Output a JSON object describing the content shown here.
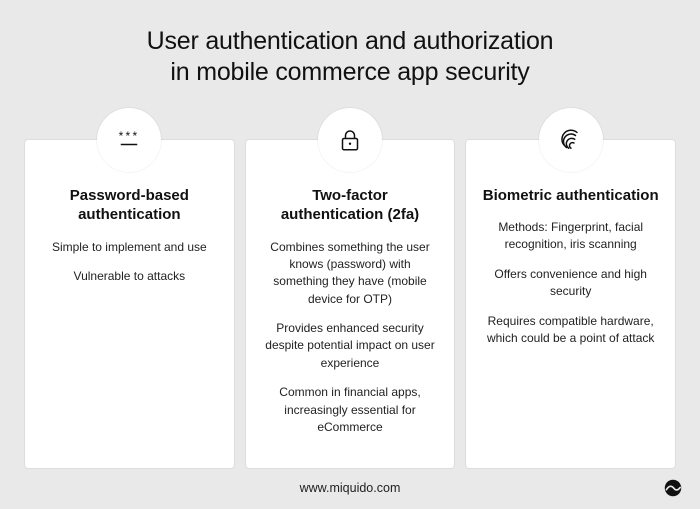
{
  "title_line1": "User authentication and authorization",
  "title_line2": "in mobile commerce app security",
  "cards": [
    {
      "icon": "password",
      "heading": "Password-based authentication",
      "points": [
        "Simple to implement and use",
        "Vulnerable to attacks"
      ]
    },
    {
      "icon": "lock",
      "heading": "Two-factor authentication (2fa)",
      "points": [
        "Combines something the user knows (password) with something they have (mobile device for OTP)",
        "Provides enhanced security despite potential impact on user experience",
        "Common in financial apps, increasingly essential for eCommerce"
      ]
    },
    {
      "icon": "fingerprint",
      "heading": "Biometric authentication",
      "points": [
        "Methods: Fingerprint, facial recognition, iris scanning",
        "Offers convenience and high security",
        "Requires compatible hardware, which could be a point of attack"
      ]
    }
  ],
  "footer": "www.miquido.com"
}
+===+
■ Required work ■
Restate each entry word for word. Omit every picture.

■ Answer to this task ■
Output a JSON object describing the content shown here.
{
  "title_line1": "User authentication and authorization",
  "title_line2": "in mobile commerce app security",
  "cards": [
    {
      "icon": "password",
      "heading": "Password-based authentication",
      "points": [
        "Simple to implement and use",
        "Vulnerable to attacks"
      ]
    },
    {
      "icon": "lock",
      "heading": "Two-factor authentication (2fa)",
      "points": [
        "Combines something the user knows (password) with something they have (mobile device for OTP)",
        "Provides enhanced security despite potential impact on user experience",
        "Common in financial apps, increasingly essential for eCommerce"
      ]
    },
    {
      "icon": "fingerprint",
      "heading": "Biometric authentication",
      "points": [
        "Methods: Fingerprint, facial recognition, iris scanning",
        "Offers convenience and high security",
        "Requires compatible hardware, which could be a point of attack"
      ]
    }
  ],
  "footer": "www.miquido.com"
}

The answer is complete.